Letter to the editor: This is an open letter to Lewisham councillors following our petition.

If you want to destroy a street market, you bring in restricted parking. That is how every other traditional London street market has been brought to its knees.

In 2009 a House of Commons report clearly identified the rise of big supermarkets and their free car parking as one of the major reasons street markets are in decline.

So why are hard working local traders not allowed a fair and equal footing with these supermarkets? Why are shoppers burdened with having to pay a parking levy just for coming to Deptford market?

More than 50 shopkeepers and market traders turned up to a recent council meeting to voice their concerns.

Our agenda was clear: “restricted parking is suffocating the market” and our main demand was equally clear: “Remove the restricted parking and allow local trade to flourish.”

Unless this council acts promptly, history will judge it as the wrecker of Deptford market.

Deptford market is home to many hardworking and industrious small scale traders.

Steeped in local history and cultural ethnicity it allows people from all corners of the world to come and make an honest living.

Here you will find produce from all over the world and fantastic value for money, that is why people visit the market.

So why have the UK border police conducted more than 18 high profile raids on Deptford high street in the past 12 months?

This disproportionate amount of police raids and their heavy-handed presence on the high street not only sours the local environment, but also gives out a very negative image of our market.

Once, we had beautiful old fashioned toilets at the bottom of Deptford High Street. They were destroyed in the name of “progress” and a new toilet block built in Giffin Square.

Of course this was also destroyed in the name of “progress”and replaced with two automatic cubicles. And now? “Progress” is complete, we have nothing.

Towering above Douglas Way is the new Cathedral Deptford project with starting prices for a one bedroom flat of £305,000.

Most of these units have already been sold for rent to speculative foreign investors with only 6 per cent of units designated as “affordable homes” for locals.
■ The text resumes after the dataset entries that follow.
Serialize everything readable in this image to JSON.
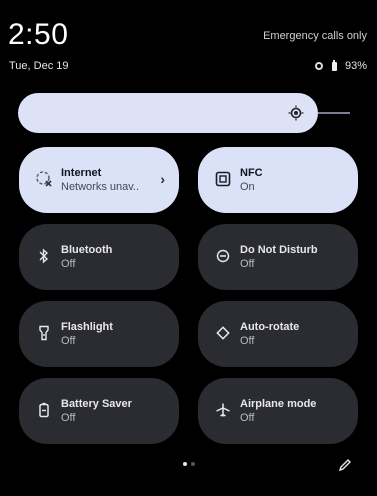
{
  "status": {
    "time": "2:50",
    "date": "Tue, Dec 19",
    "emergency": "Emergency calls only",
    "battery": "93%"
  },
  "brightness": {
    "level": 0.95
  },
  "tiles": [
    {
      "title": "Internet",
      "state": "Networks unav..",
      "active": true,
      "icon": "wifi-off-icon"
    },
    {
      "title": "NFC",
      "state": "On",
      "active": true,
      "icon": "nfc-icon"
    },
    {
      "title": "Bluetooth",
      "state": "Off",
      "active": false,
      "icon": "bluetooth-icon"
    },
    {
      "title": "Do Not Disturb",
      "state": "Off",
      "active": false,
      "icon": "dnd-icon"
    },
    {
      "title": "Flashlight",
      "state": "Off",
      "active": false,
      "icon": "flashlight-icon"
    },
    {
      "title": "Auto-rotate",
      "state": "Off",
      "active": false,
      "icon": "auto-rotate-icon"
    },
    {
      "title": "Battery Saver",
      "state": "Off",
      "active": false,
      "icon": "battery-saver-icon"
    },
    {
      "title": "Airplane mode",
      "state": "Off",
      "active": false,
      "icon": "airplane-icon"
    }
  ],
  "pager": {
    "current": 1,
    "total": 2
  },
  "colors": {
    "tile_on": "#dbe1f6",
    "tile_off": "#2b2c31",
    "background": "#000000"
  }
}
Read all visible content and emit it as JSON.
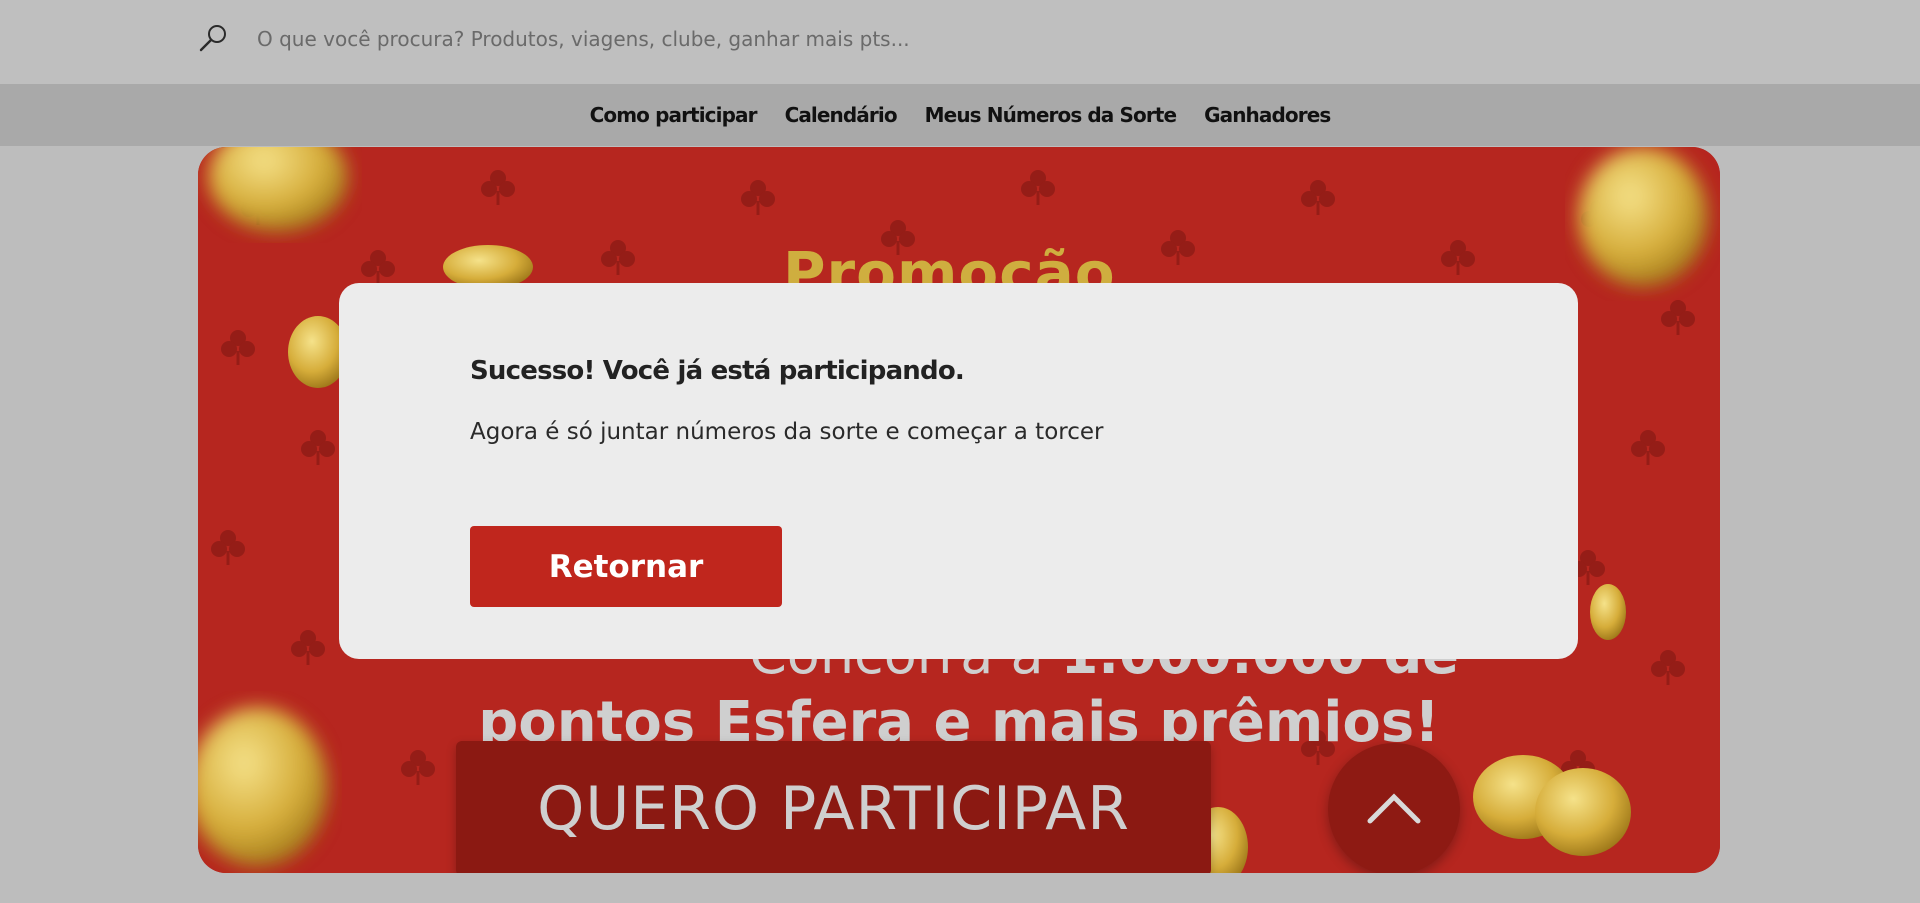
{
  "search": {
    "placeholder": "O que você procura? Produtos, viagens, clube, ganhar mais pts..."
  },
  "nav": {
    "items": [
      {
        "label": "Como participar"
      },
      {
        "label": "Calendário"
      },
      {
        "label": "Meus Números da Sorte"
      },
      {
        "label": "Ganhadores"
      }
    ]
  },
  "hero": {
    "title": "Promoção",
    "subtitle_line1_prefix": "Concorra a ",
    "subtitle_line1_bold": "1.000.000 de",
    "subtitle_line2": "pontos Esfera e mais prêmios!",
    "cta_label": "QUERO PARTICIPAR"
  },
  "modal": {
    "title": "Sucesso! Você já está participando.",
    "message": "Agora é só juntar números da sorte e começar a torcer",
    "button_label": "Retornar"
  },
  "icons": {
    "search": "search-icon",
    "scroll_top": "chevron-up-icon",
    "clover": "clover-icon",
    "coin": "coin-icon"
  },
  "colors": {
    "brand_red": "#c0261d",
    "dark_red": "#8b1912",
    "gold": "#cfae3f"
  }
}
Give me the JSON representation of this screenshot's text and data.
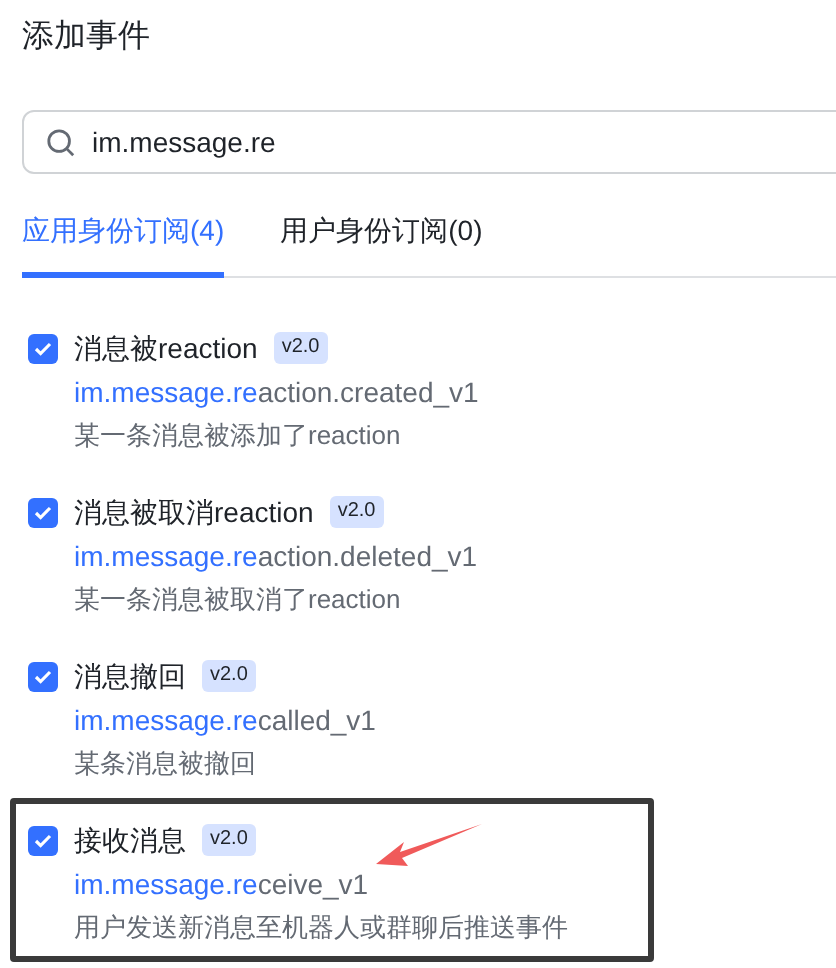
{
  "title": "添加事件",
  "search": {
    "value": "im.message.re"
  },
  "tabs": [
    {
      "label": "应用身份订阅(4)",
      "selected": true
    },
    {
      "label": "用户身份订阅(0)",
      "selected": false
    }
  ],
  "events": [
    {
      "name": "消息被reaction",
      "version": "v2.0",
      "key_match": "im.message.re",
      "key_rest": "action.created_v1",
      "description": "某一条消息被添加了reaction",
      "checked": true,
      "highlighted": false
    },
    {
      "name": "消息被取消reaction",
      "version": "v2.0",
      "key_match": "im.message.re",
      "key_rest": "action.deleted_v1",
      "description": "某一条消息被取消了reaction",
      "checked": true,
      "highlighted": false
    },
    {
      "name": "消息撤回",
      "version": "v2.0",
      "key_match": "im.message.re",
      "key_rest": "called_v1",
      "description": "某条消息被撤回",
      "checked": true,
      "highlighted": false
    },
    {
      "name": "接收消息",
      "version": "v2.0",
      "key_match": "im.message.re",
      "key_rest": "ceive_v1",
      "description": "用户发送新消息至机器人或群聊后推送事件",
      "checked": true,
      "highlighted": true
    }
  ]
}
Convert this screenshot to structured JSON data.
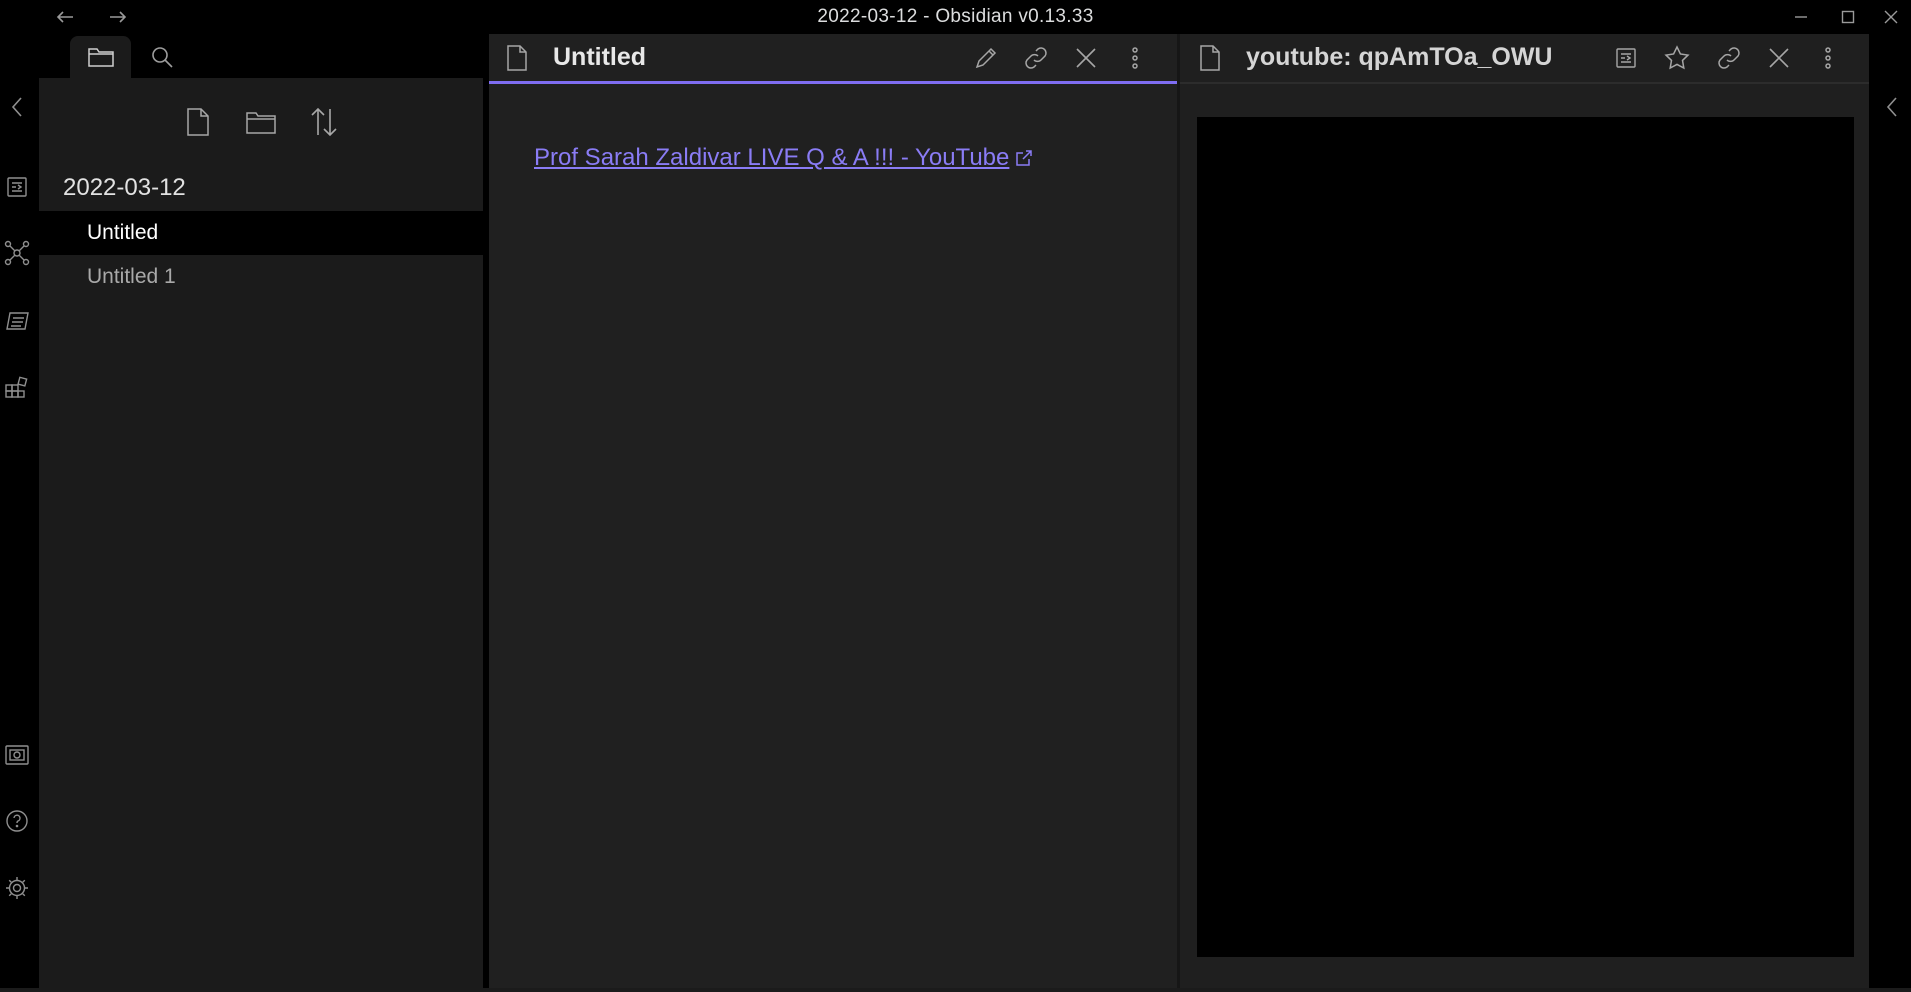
{
  "window": {
    "title": "2022-03-12 - Obsidian v0.13.33",
    "nav": [
      "back-arrow-icon",
      "forward-arrow-icon"
    ],
    "controls": [
      "minimize-icon",
      "maximize-icon",
      "close-icon"
    ]
  },
  "ribbon": {
    "top_icons": [
      "open-quick-switcher-icon",
      "graph-view-icon",
      "open-command-palette-icon",
      "insert-template-icon"
    ],
    "bottom_icons": [
      "open-vault-icon",
      "help-icon",
      "settings-icon"
    ]
  },
  "sidebar": {
    "tabs": [
      "file-explorer-icon",
      "search-icon"
    ],
    "actions": [
      "new-note-icon",
      "new-folder-icon",
      "sort-icon"
    ],
    "folder": "2022-03-12",
    "files": [
      {
        "name": "Untitled",
        "active": true
      },
      {
        "name": "Untitled 1",
        "active": false
      }
    ]
  },
  "editor": {
    "title": "Untitled",
    "actions": [
      "edit-pencil-icon",
      "link-icon",
      "close-icon",
      "more-options-icon"
    ],
    "link_text": "Prof Sarah Zaldivar LIVE Q & A !!! - YouTube"
  },
  "webview": {
    "title": "youtube: qpAmTOa_OWU",
    "actions": [
      "quick-switcher-icon",
      "star-icon",
      "link-icon",
      "close-icon",
      "more-options-icon"
    ]
  },
  "colors": {
    "accent": "#7f6df2",
    "link": "#8a7cf5",
    "background": "#000000",
    "sidebar": "#1b1b1b",
    "pane": "#202020"
  }
}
The British economy is one of the strongest in the world with the rich wealthier than they have ever been before. And yet, with all this money circulating around, this council tells us we cannot afford to have public toilets?

LESLIE FAIZI, A Deptford market trader